OLCC's New Happy Hour Rules: Solomonic Stupidity

Laura Gunderson has an interesting piece in today's Oregonian (the print version only, of course--the O is in usual form about getting its content online) about a change to the OLCC's law prohibiting pubs from advertising happy hours:
"The commission will allow outdoor signs or web sites to advertise the time a deal is in place or the cost of drinks--not both. No matter how good it may sound, working such as '$4 ladies-night margaritas on Thursdays' won't fly."
This is like how one lie leads you into a thicket of convoluted, conflicting lies. In the OLCC's case, it's not lies, but stupid rationales. The commission has always been characterized by a strongly Puritan streak and one assumption seems to govern all decisions: the evil drink will corrupt men's souls, and we must do our part to make sure the twain meet only after navigating our Kafkaesque bureaucracy. We will tie up pubs with red tape.

Advertising for happy hours is bad, obviously, because it will, you know, encourage people to go to bars. But since the OLCC can't dictate what price bars sell a pint of beer for, the best they could do was prohibit them from advertising cheap pours. Now they say: well, you can advertise prices or times of discounts--but not both together. How on earth did they come to this divide-the-baby solution? Gunderson quotes an OLCC spokeswoman saying that it will "ensure against price wars." Good god. (I await the Beeronomist's take on that bit of wisdom.)

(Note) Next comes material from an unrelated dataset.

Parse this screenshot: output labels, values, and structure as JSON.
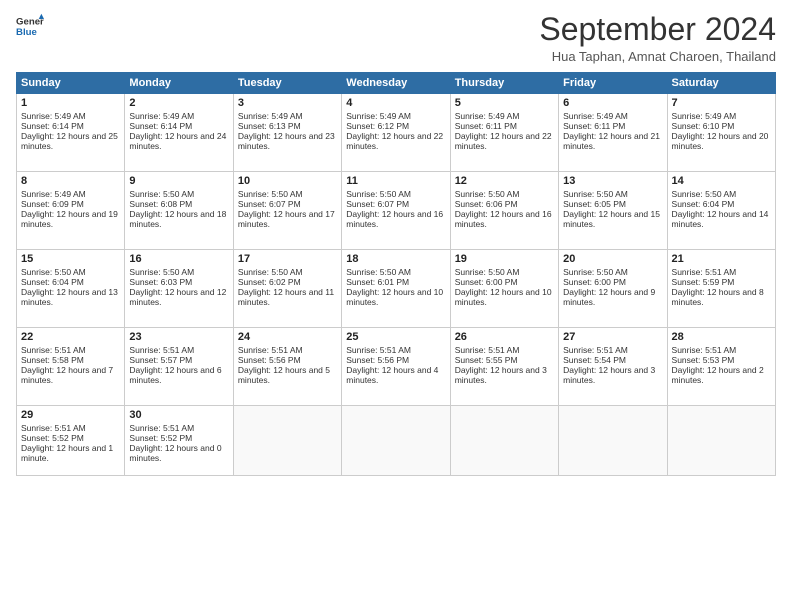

And how does this stop sites from listing this same information? It doesn't. Barfly does a great job cataloging this info, and others like Urban Drinks offer versions as well. So the info can appear on a website, just not a website operated by the pub offering the happy hour. A rule that makes sense only to the OLCC.